# Exercise directions:
Each line below should be written out exactly, with none skipped.
┄┄┄┄┄┄┄┄┄┄
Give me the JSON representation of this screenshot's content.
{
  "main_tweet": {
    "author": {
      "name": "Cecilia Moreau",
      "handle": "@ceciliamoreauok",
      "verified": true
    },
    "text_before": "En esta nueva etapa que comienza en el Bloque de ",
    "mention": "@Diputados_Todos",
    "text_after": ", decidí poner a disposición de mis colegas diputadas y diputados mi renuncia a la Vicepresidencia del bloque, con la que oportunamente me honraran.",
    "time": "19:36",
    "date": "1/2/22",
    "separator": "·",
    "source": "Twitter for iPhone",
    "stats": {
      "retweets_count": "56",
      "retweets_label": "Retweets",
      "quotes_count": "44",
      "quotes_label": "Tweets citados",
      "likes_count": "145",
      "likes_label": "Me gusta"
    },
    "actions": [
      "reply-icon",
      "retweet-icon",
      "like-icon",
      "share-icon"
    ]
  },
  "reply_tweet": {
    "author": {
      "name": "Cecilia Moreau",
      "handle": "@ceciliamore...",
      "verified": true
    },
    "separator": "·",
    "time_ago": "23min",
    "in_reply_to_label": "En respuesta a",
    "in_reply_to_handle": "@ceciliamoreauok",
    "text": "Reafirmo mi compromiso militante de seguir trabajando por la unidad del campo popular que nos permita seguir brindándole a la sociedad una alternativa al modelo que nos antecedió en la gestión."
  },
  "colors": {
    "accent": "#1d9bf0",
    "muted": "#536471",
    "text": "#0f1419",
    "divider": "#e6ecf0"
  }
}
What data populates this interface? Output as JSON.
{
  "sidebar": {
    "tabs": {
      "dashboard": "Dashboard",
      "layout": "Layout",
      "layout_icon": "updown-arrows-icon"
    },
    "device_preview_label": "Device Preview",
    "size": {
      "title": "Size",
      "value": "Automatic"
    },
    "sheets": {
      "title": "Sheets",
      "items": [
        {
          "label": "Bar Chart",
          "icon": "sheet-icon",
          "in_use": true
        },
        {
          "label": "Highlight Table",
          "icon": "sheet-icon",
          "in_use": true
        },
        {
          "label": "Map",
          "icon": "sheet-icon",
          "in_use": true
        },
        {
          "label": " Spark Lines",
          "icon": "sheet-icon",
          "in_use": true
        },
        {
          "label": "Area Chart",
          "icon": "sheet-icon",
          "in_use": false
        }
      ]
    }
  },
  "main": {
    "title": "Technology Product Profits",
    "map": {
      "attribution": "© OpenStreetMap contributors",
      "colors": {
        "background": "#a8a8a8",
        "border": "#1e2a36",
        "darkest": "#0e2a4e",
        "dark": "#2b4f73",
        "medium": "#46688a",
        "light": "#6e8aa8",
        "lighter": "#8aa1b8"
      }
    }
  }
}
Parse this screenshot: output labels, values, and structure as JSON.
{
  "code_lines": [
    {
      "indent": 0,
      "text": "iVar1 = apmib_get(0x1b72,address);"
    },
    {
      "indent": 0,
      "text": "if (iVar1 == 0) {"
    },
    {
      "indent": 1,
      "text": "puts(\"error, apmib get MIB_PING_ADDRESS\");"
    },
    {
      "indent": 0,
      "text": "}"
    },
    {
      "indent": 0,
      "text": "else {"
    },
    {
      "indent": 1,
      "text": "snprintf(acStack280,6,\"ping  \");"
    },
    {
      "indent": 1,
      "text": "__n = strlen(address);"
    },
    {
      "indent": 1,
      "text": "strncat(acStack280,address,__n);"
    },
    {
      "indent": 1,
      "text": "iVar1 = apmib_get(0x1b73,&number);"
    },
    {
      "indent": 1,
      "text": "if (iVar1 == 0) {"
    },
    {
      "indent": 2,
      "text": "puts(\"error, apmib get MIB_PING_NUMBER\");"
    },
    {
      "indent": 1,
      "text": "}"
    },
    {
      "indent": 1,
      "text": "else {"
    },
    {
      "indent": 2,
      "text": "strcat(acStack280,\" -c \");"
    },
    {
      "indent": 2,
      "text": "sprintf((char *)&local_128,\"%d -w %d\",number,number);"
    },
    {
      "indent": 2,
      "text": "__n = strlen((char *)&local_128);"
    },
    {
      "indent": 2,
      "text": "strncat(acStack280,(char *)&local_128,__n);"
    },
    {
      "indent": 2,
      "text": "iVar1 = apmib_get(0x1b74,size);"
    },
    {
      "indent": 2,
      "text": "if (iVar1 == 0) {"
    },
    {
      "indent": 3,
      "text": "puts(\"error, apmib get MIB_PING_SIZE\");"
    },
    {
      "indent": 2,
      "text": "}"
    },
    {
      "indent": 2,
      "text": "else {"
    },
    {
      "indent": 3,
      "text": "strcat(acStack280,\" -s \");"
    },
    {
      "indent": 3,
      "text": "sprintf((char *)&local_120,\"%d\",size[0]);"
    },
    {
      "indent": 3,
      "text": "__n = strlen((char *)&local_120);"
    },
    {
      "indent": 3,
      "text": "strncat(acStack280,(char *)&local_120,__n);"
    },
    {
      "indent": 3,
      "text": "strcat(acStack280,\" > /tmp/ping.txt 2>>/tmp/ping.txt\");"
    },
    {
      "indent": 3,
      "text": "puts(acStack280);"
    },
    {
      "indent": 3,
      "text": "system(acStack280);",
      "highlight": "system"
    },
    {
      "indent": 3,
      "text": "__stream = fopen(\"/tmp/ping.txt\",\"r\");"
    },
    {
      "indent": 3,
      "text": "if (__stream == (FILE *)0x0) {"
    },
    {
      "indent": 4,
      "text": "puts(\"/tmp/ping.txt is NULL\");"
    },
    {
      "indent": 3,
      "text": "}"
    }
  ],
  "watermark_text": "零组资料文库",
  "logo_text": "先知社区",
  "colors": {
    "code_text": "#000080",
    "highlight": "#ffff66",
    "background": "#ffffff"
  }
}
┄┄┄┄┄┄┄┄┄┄
# Solution to this exercise:
Give me the JSON representation of this screenshot's content.
{
  "main_tweet": {
    "author": {
      "name": "Cecilia Moreau",
      "handle": "@ceciliamoreauok",
      "verified": true
    },
    "text_before": "En esta nueva etapa que comienza en el Bloque de ",
    "mention": "@Diputados_Todos",
    "text_after": ", decidí poner a disposición de mis colegas diputadas y diputados mi renuncia a la Vicepresidencia del bloque, con la que oportunamente me honraran.",
    "time": "19:36",
    "date": "1/2/22",
    "separator": "·",
    "source": "Twitter for iPhone",
    "stats": {
      "retweets_count": "56",
      "retweets_label": "Retweets",
      "quotes_count": "44",
      "quotes_label": "Tweets citados",
      "likes_count": "145",
      "likes_label": "Me gusta"
    },
    "actions": [
      "reply-icon",
      "retweet-icon",
      "like-icon",
      "share-icon"
    ]
  },
  "reply_tweet": {
    "author": {
      "name": "Cecilia Moreau",
      "handle": "@ceciliamore...",
      "verified": true
    },
    "separator": "·",
    "time_ago": "23min",
    "in_reply_to_label": "En respuesta a",
    "in_reply_to_handle": "@ceciliamoreauok",
    "text": "Reafirmo mi compromiso militante de seguir trabajando por la unidad del campo popular que nos permita seguir brindándole a la sociedad una alternativa al modelo que nos antecedió en la gestión."
  },
  "colors": {
    "accent": "#1d9bf0",
    "muted": "#536471",
    "text": "#0f1419",
    "divider": "#e6ecf0"
  }
}
What data populates this interface? Output as JSON.
{
  "sidebar": {
    "tabs": {
      "dashboard": "Dashboard",
      "layout": "Layout",
      "layout_icon": "updown-arrows-icon"
    },
    "device_preview_label": "Device Preview",
    "size": {
      "title": "Size",
      "value": "Automatic"
    },
    "sheets": {
      "title": "Sheets",
      "items": [
        {
          "label": "Bar Chart",
          "icon": "sheet-icon",
          "in_use": true
        },
        {
          "label": "Highlight Table",
          "icon": "sheet-icon",
          "in_use": true
        },
        {
          "label": "Map",
          "icon": "sheet-icon",
          "in_use": true
        },
        {
          "label": " Spark Lines",
          "icon": "sheet-icon",
          "in_use": true
        },
        {
          "label": "Area Chart",
          "icon": "sheet-icon",
          "in_use": false
        }
      ]
    }
  },
  "main": {
    "title": "Technology Product Profits",
    "map": {
      "attribution": "© OpenStreetMap contributors",
      "colors": {
        "background": "#a8a8a8",
        "border": "#1e2a36",
        "darkest": "#0e2a4e",
        "dark": "#2b4f73",
        "medium": "#46688a",
        "light": "#6e8aa8",
        "lighter": "#8aa1b8"
      }
    }
  }
}
Parse this screenshot: output labels, values, and structure as JSON.
{
  "code_lines": [
    {
      "indent": 0,
      "text": "iVar1 = apmib_get(0x1b72,address);"
    },
    {
      "indent": 0,
      "text": "if (iVar1 == 0) {"
    },
    {
      "indent": 1,
      "text": "puts(\"error, apmib get MIB_PING_ADDRESS\");"
    },
    {
      "indent": 0,
      "text": "}"
    },
    {
      "indent": 0,
      "text": "else {"
    },
    {
      "indent": 1,
      "text": "snprintf(acStack280,6,\"ping  \");"
    },
    {
      "indent": 1,
      "text": "__n = strlen(address);"
    },
    {
      "indent": 1,
      "text": "strncat(acStack280,address,__n);"
    },
    {
      "indent": 1,
      "text": "iVar1 = apmib_get(0x1b73,&number);"
    },
    {
      "indent": 1,
      "text": "if (iVar1 == 0) {"
    },
    {
      "indent": 2,
      "text": "puts(\"error, apmib get MIB_PING_NUMBER\");"
    },
    {
      "indent": 1,
      "text": "}"
    },
    {
      "indent": 1,
      "text": "else {"
    },
    {
      "indent": 2,
      "text": "strcat(acStack280,\" -c \");"
    },
    {
      "indent": 2,
      "text": "sprintf((char *)&local_128,\"%d -w %d\",number,number);"
    },
    {
      "indent": 2,
      "text": "__n = strlen((char *)&local_128);"
    },
    {
      "indent": 2,
      "text": "strncat(acStack280,(char *)&local_128,__n);"
    },
    {
      "indent": 2,
      "text": "iVar1 = apmib_get(0x1b74,size);"
    },
    {
      "indent": 2,
      "text": "if (iVar1 == 0) {"
    },
    {
      "indent": 3,
      "text": "puts(\"error, apmib get MIB_PING_SIZE\");"
    },
    {
      "indent": 2,
      "text": "}"
    },
    {
      "indent": 2,
      "text": "else {"
    },
    {
      "indent": 3,
      "text": "strcat(acStack280,\" -s \");"
    },
    {
      "indent": 3,
      "text": "sprintf((char *)&local_120,\"%d\",size[0]);"
    },
    {
      "indent": 3,
      "text": "__n = strlen((char *)&local_120);"
    },
    {
      "indent": 3,
      "text": "strncat(acStack280,(char *)&local_120,__n);"
    },
    {
      "indent": 3,
      "text": "strcat(acStack280,\" > /tmp/ping.txt 2>>/tmp/ping.txt\");"
    },
    {
      "indent": 3,
      "text": "puts(acStack280);"
    },
    {
      "indent": 3,
      "text": "system(acStack280);",
      "highlight": "system"
    },
    {
      "indent": 3,
      "text": "__stream = fopen(\"/tmp/ping.txt\",\"r\");"
    },
    {
      "indent": 3,
      "text": "if (__stream == (FILE *)0x0) {"
    },
    {
      "indent": 4,
      "text": "puts(\"/tmp/ping.txt is NULL\");"
    },
    {
      "indent": 3,
      "text": "}"
    }
  ],
  "watermark_text": "零组资料文库",
  "logo_text": "先知社区",
  "colors": {
    "code_text": "#000080",
    "highlight": "#ffff66",
    "background": "#ffffff"
  }
}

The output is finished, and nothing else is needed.